Knowing more about your surroundings is important, and it can apply well in a work situation.

Discovery

An excellent resource for identifying trees will take you on a journey of discovery: from the color and shape of the leaf to how many points it has, all to learn more about the tree it came from. It might go on to identify the type of bark, the size of the tree, and more to help you determine which tree you are looking at.

There are many ways you can apply this strategy of discovery with your customers, especially if they are repeat customers. If you think about each customer as if they were an onion with many layers to uncover, you can view each contact with them as an opportunity to peel away one more layer.

Learning

Your customers are individuals with unique personalities, family issues, work challenges, and styles of doing business. You can work on strategies to uncover more information about your customers to help cement a relationship with them. Customers who like you and enjoy your relationship are more willing to continue to do business with you and become loyal repeat customers.

Depth

Depending on how you maintain your customer records, there are different methods of collecting and retaining information about your clients. In an article, “7 Ways to (Really) Know Your Customers” (http://www.businessnewsdaily.com/4890-customer-engagement-tips.html), it offers several suggestions for small businesses to get to know their customers better including gleaning social data from sites such as Facebook.

By getting to know your customers better, you can anticipate when they will be spending, what triggers a purchase, and how you can be proactive in contacting them for their triggers. As you learn more about your customer, you can apply your knowledge to help them better manage their relationship with you, potentially saving them money in the long run. For instance, if they are buying their products when needed, but you see a pattern, you can sell them a larger bulk amount on a periodic basis saving them money and securing the purchase for your account.

Knowledge
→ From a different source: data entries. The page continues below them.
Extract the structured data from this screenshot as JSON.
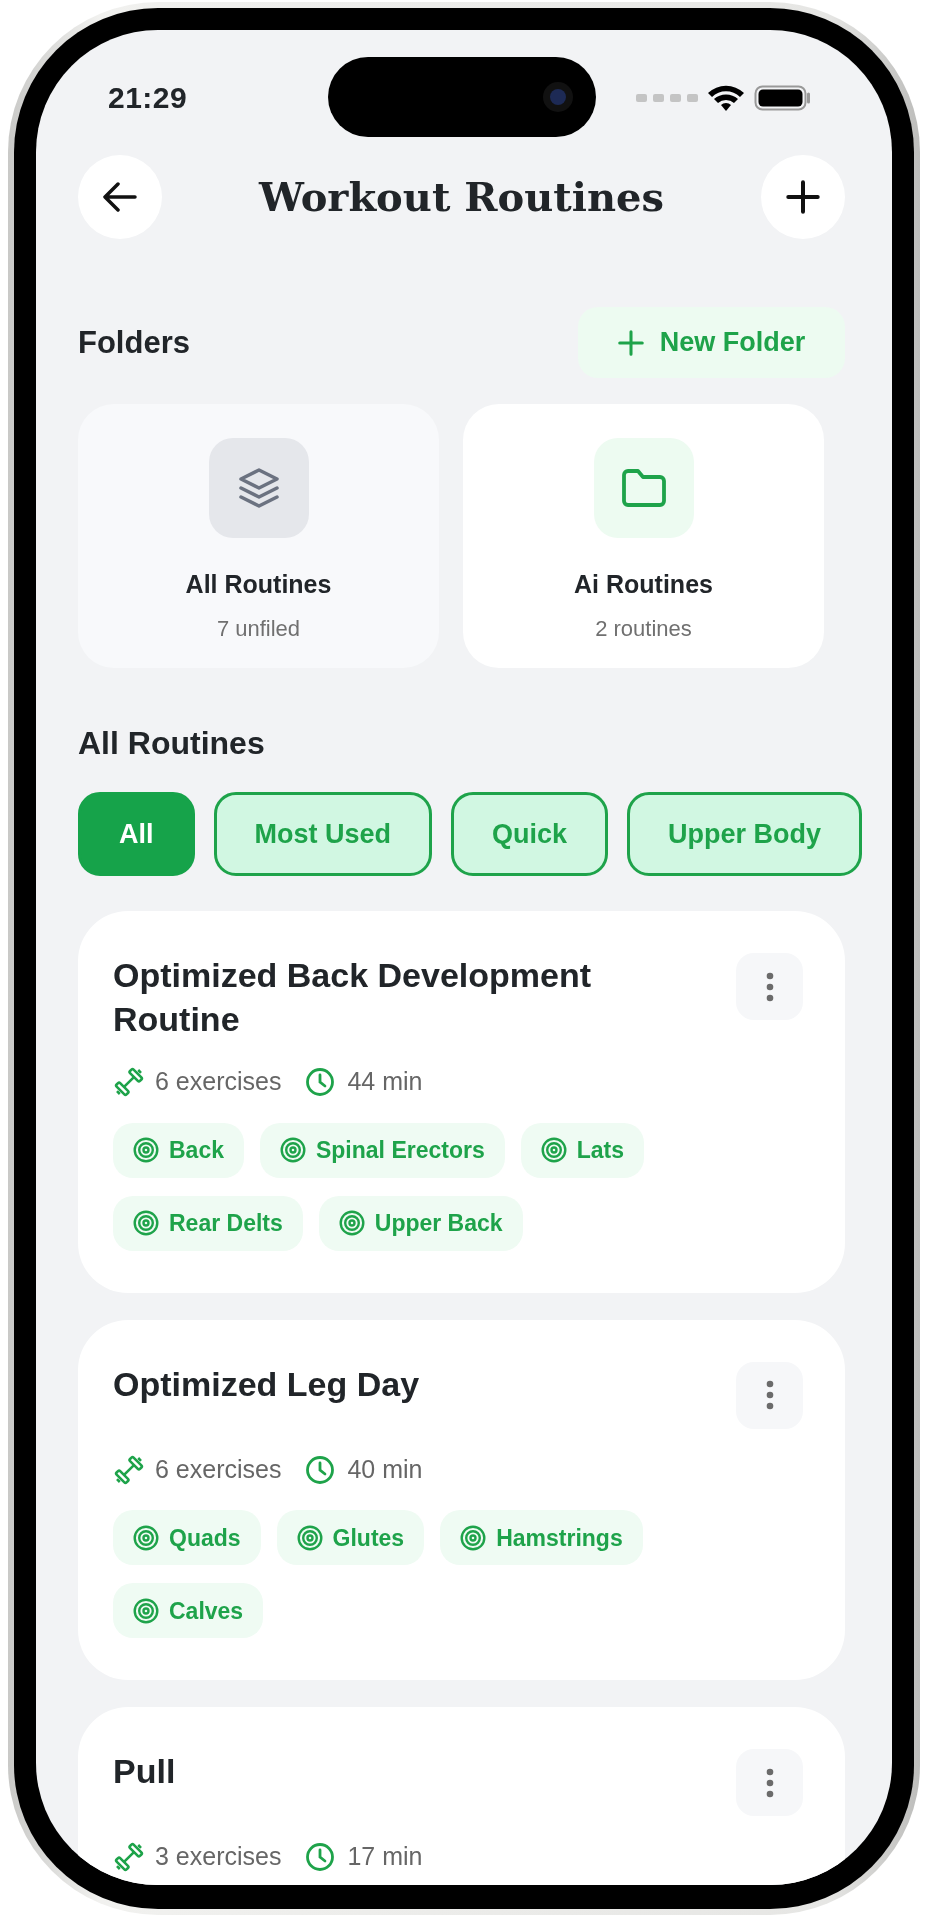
{
  "status_bar": {
    "time": "21:29"
  },
  "header": {
    "title": "Workout Routines"
  },
  "folders": {
    "heading": "Folders",
    "new_button": "New Folder",
    "items": [
      {
        "kind": "stack",
        "name": "All Routines",
        "count": "7 unfiled"
      },
      {
        "kind": "folder",
        "name": "Ai Routines",
        "count": "2 routines"
      }
    ]
  },
  "routines": {
    "heading": "All Routines",
    "filters": [
      {
        "label": "All",
        "selected": true
      },
      {
        "label": "Most Used",
        "selected": false
      },
      {
        "label": "Quick",
        "selected": false
      },
      {
        "label": "Upper Body",
        "selected": false
      }
    ],
    "items": [
      {
        "title": "Optimized Back Development Routine",
        "exercises": "6 exercises",
        "duration": "44 min",
        "muscles": [
          "Back",
          "Spinal Erectors",
          "Lats",
          "Rear Delts",
          "Upper Back"
        ]
      },
      {
        "title": "Optimized Leg Day",
        "exercises": "6 exercises",
        "duration": "40 min",
        "muscles": [
          "Quads",
          "Glutes",
          "Hamstrings",
          "Calves"
        ]
      },
      {
        "title": "Pull",
        "exercises": "3 exercises",
        "duration": "17 min"
      }
    ]
  }
}
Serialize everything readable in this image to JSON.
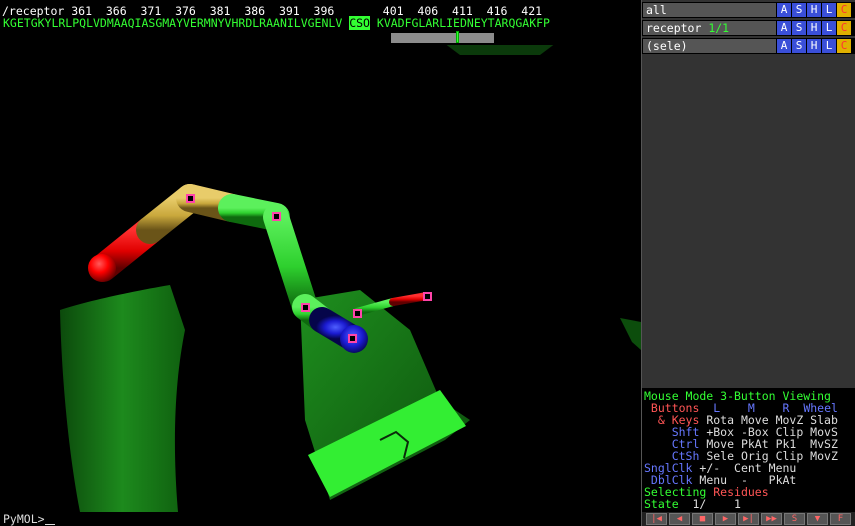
{
  "sequence": {
    "numbers_line": "/receptor 361  366  371  376  381  386  391  396       401  406  411  416  421",
    "residues_before": "KGETGKYLRLPQLVDMAAQIASGMAYVERMNYVHRDLRAANILVGENLV ",
    "residue_selected": "CSO",
    "residues_after": " KVADFGLARLIEDNEYTARQGAKFP"
  },
  "objects": [
    {
      "name": "all",
      "state": ""
    },
    {
      "name": "receptor",
      "state": "1/1"
    },
    {
      "name": "(sele)",
      "state": ""
    }
  ],
  "object_buttons": [
    "A",
    "S",
    "H",
    "L",
    "C"
  ],
  "mouse_panel": {
    "mode_line": "Mouse Mode 3-Button Viewing",
    "buttons_label": " Buttons",
    "col_L": "L",
    "col_M": "M",
    "col_R": "R",
    "col_wheel": "Wheel",
    "rows": [
      {
        "key": "  & Keys",
        "vals": "Rota Move MovZ Slab"
      },
      {
        "key": "    Shft",
        "vals": "+Box -Box Clip MovS"
      },
      {
        "key": "    Ctrl",
        "vals": "Move PkAt Pk1  MvSZ"
      },
      {
        "key": "    CtSh",
        "vals": "Sele Orig Clip MovZ"
      },
      {
        "key": "SnglClk",
        "vals": "+/-  Cent Menu"
      },
      {
        "key": " DblClk",
        "vals": "Menu  -   PkAt"
      }
    ],
    "selecting_label": "Selecting",
    "selecting_value": "Residues",
    "state_label": "State",
    "state_value": "  1/    1"
  },
  "command_prompt": "PyMOL>",
  "controls": [
    "|◀",
    "◀",
    "■",
    "▶",
    "▶|",
    "▶▶",
    "S",
    "▼",
    "F"
  ],
  "colors": {
    "background": "#000000",
    "panel": "#333333",
    "cartoon": "#1f9e1f",
    "carbon": "#2ecc2e",
    "oxygen": "#ff0000",
    "nitrogen": "#2222cc",
    "sulfur": "#d4b040",
    "selection_marker": "#ff44aa"
  }
}
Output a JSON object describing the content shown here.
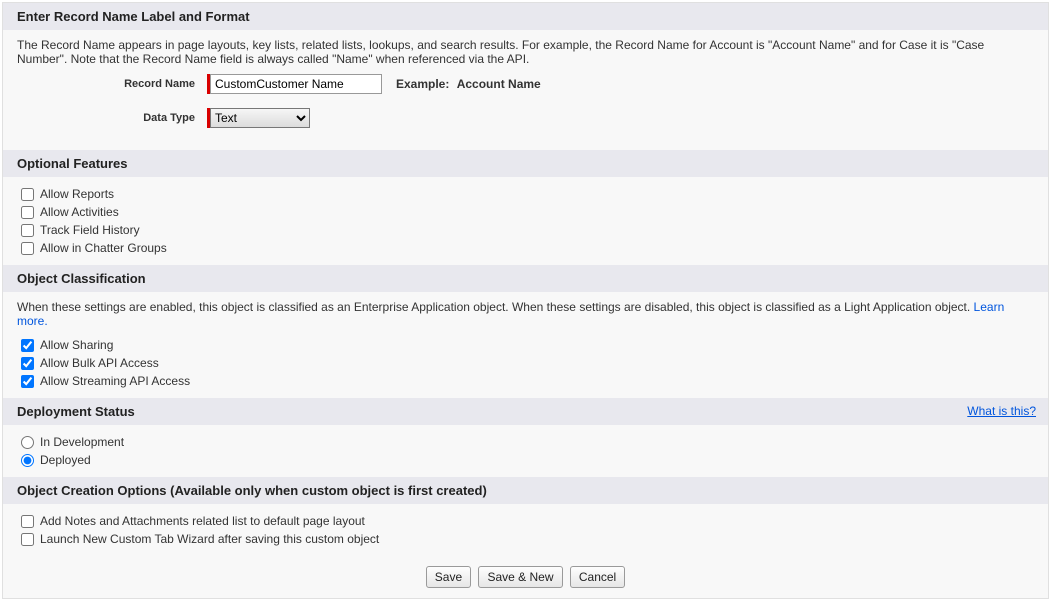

Knowing your customers will allow you to separate the A and B level of customers from the one-time business customers. As you develop your relationships with your clients, you can grow your business in depth. Then, using similar methods, seek out new business and begin the process again.